So how do we build a relationship with a child who has no reason to trust us, feels no connection to school and has little use for it? This relationship can be with the teacher or a support staff who is going to be in the classroom or even admin. The strongest relationship should be, however, with the person who has the most time to spend with the child, that being said, it is imperative that the teacher builds a very profound relationship with the child as well. This can be a tough position for a teacher as there’s a little time in the day between student capacity, lesson planning and all the other things that go along with teaching but the pain at the beginning, the time crunch at the beginning, will be worth it and pay off tenfold by the end of the year.
The steps are simple really:
Get to know them - what do they love, fear and their background
Gain an understanding of where they are, who they are and where they come from - what is holding them back - is there abuse, abandonment, death, sickness, diagnosis, mental health

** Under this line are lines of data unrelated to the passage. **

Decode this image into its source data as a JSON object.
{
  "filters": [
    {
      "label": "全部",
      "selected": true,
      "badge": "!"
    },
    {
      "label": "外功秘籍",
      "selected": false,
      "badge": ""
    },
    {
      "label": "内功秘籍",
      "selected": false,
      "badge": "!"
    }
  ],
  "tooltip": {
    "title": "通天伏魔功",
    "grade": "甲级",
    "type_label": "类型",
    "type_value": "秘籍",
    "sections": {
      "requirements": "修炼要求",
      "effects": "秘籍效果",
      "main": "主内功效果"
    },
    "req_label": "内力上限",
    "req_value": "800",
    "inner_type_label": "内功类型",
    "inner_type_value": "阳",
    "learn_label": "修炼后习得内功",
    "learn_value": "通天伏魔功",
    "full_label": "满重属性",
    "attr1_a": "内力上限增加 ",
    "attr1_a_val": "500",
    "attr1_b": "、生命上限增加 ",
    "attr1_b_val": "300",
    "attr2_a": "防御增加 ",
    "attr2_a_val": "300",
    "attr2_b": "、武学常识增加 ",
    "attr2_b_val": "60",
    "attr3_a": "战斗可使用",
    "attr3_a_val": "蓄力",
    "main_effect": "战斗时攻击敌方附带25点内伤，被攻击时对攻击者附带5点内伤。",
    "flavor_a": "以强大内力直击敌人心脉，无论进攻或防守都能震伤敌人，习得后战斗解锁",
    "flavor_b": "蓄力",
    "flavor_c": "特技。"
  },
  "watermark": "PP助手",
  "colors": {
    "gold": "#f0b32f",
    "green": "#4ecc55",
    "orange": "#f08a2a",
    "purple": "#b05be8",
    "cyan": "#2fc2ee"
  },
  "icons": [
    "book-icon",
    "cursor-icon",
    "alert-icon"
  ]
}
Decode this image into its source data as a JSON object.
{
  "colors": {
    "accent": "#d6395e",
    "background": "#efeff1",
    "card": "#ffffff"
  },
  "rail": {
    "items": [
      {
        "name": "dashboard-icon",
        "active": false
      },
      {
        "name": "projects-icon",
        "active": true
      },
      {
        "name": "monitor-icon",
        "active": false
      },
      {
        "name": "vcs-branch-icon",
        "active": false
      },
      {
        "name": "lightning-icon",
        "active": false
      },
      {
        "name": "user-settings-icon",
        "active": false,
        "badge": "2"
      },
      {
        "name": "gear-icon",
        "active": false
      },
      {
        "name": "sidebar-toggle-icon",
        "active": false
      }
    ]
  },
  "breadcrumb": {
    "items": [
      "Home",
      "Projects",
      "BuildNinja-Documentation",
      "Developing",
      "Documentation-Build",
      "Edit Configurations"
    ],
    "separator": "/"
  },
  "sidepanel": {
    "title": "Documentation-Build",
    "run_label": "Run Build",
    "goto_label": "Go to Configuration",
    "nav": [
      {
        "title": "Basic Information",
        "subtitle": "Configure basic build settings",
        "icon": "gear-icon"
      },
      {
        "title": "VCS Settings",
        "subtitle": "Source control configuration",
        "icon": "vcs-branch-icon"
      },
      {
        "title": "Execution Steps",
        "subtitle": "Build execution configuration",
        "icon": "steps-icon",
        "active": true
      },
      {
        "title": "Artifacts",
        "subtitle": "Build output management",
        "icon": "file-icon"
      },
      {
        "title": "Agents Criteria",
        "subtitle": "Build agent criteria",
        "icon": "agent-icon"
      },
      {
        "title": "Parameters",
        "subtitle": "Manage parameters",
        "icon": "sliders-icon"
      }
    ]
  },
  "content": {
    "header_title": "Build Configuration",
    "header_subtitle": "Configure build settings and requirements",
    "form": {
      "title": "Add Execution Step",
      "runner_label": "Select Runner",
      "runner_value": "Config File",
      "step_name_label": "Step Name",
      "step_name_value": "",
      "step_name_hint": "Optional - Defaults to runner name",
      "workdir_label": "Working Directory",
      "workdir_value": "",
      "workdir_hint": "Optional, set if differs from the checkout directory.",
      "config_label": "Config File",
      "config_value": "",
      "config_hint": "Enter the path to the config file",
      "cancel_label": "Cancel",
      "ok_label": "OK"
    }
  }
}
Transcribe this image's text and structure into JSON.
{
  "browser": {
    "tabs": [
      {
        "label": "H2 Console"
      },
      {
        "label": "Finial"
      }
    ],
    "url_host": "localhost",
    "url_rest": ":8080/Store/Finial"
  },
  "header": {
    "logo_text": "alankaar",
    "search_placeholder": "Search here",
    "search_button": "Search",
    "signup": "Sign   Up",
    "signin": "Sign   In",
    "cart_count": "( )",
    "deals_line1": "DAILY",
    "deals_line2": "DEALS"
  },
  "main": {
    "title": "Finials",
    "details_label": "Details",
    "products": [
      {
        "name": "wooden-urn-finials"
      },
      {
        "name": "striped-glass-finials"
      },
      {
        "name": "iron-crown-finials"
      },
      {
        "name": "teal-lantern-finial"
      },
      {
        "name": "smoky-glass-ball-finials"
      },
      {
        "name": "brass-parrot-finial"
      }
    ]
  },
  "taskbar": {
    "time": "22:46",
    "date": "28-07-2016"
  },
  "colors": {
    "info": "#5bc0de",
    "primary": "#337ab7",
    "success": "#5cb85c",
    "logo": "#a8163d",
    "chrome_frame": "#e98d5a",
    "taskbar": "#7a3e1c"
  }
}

Have compassion and empathy
Collaboration - become a team - work together - respect gains respect Positive reinforcement - create plans to increase student investment
Create outs - body breaks, calm areas, places to work alone or with support away from the classroom - these kids need that
Offer jobs (assisting in younger grades is a great one) and opportunities to belong build character and feel valued
Break down tasks into smaller steps with breaks
Make sure that the task meets the child’s capabilities including emotional
Offering choice - do this or that - this much or that much
Create some one-to-one time out of class
Have a check in person - someone that child enjoys and sees before entering the classroom mornings and after lunch to gage where they are at and what is needed (have they eaten, mindset, emotions, problems, bus ride, weekend) Monday’s especially!
Once you have built the relationship offer soft demands at first, increasing as the relationship does and the child is ready.
Make sure to build a strong relationship with at least three people in your building, whenever possible, so that when someone is away catastrophe doesn’t happen. Remember that this child’s behaviours in the classroom affect all students and it is can be just as healthy for them when the “behaviour” child takes a break outside of class as for the child.
Many schools get hung up on the need for “all students to be in the classroom with the teacher at all times”. This is great for most kids but for social-emotional behaviours it is most often not effective or the best strategy for that child or classroom. Most children, especially these guys, love “pull out” time. They love one to one attention, especially those who do not get it at home. It benefits everyone including the teacher who may be stressed by the environment.
Make sure to create a caring classroom. Have class meetings. Allow students to discuss how they are feeling. Have meetings when the child is pulled out so you can gage how other students are being affected. Read stories which discuss self-regulation, anxiety, and mental health. Have open discussions.
So in the end what is my goal in building relationships? It is simple. If I can help this child navigate the days in a safe way that is successful for him or her, less disruptive for others, then I have done my job and I have made a difference for that child. We can’t expect any more of them or ourselves or of them.
Read over the Solving Behaviour website on positive reinforcement, classroom management, self-sabotage, calming areas, collaboration, creating a grateful classroom and anything else you feel will be supportive.